I have a different set of answers. To the first question, of whether we have a PCP shortage, my answer is: “Maybe yes, but very possibly no.”
Keep in mind, before you rush to judge my answer, that I am a proud primary care physician, trained in general internal medicine. Coming out of residency, I was happy to achieve lower pay than my subspecialty colleagues in order to experience the pleasures of taking care of “the whole patient”…(Read more and view comments at Forbes)
In September of 2011, Laugesen and colleagues looked at why health care in the US costs so much. Part of their analysis explored primary care physician fees. It showed that primary care docs in the US make a bit more, per office visit, than their colleagues in 5 other countries. But Americans are much less likely to have an appointment with their primary care doctors.
In other words: we can’t blame the cost of US health care on expensive primary care doctors scheduling a bunch of unnecessary visits.

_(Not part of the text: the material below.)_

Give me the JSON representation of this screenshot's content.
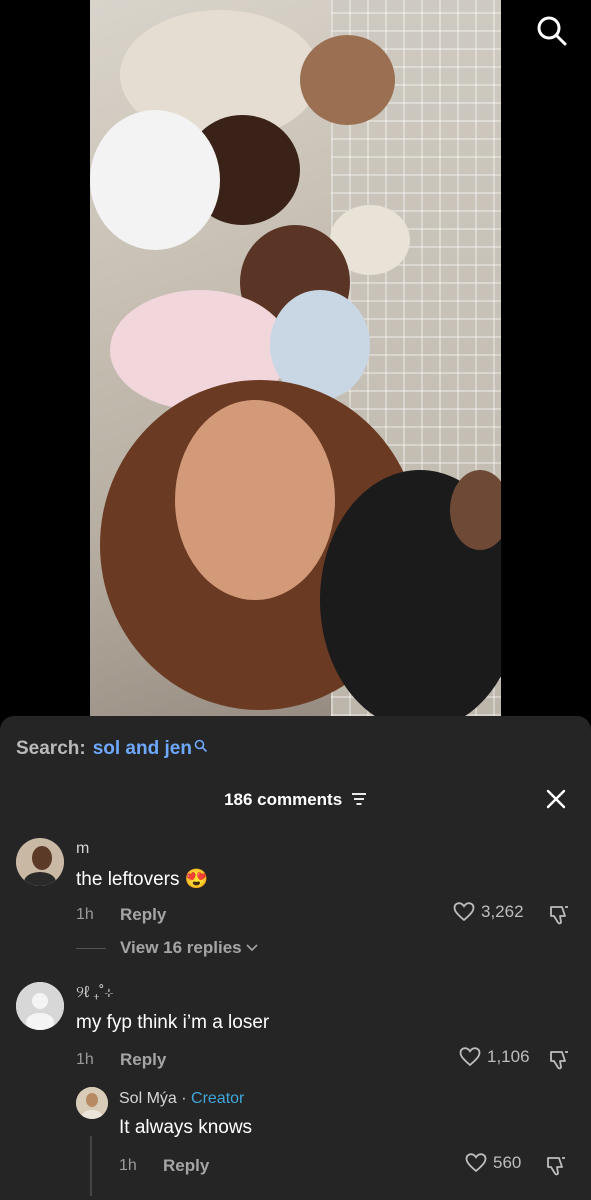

Laugesen also looked at orthopedic surgery in the 5 countries. Once again, the cost of American health care can NOT be blamed on the volume of procedures we do here. Instead, it is the amount of money we charge for those procedures!
And the bottom line, for these physicians, is predictable, as shown in these income figures:
This raises a huge challenge. If we want to control medical expenses in the US, we need to do lots of things. But among them, we need to tackle physician pay, especially procedural-subspecialty physician pay. Good luck going against those interest groups! (Click here to view comments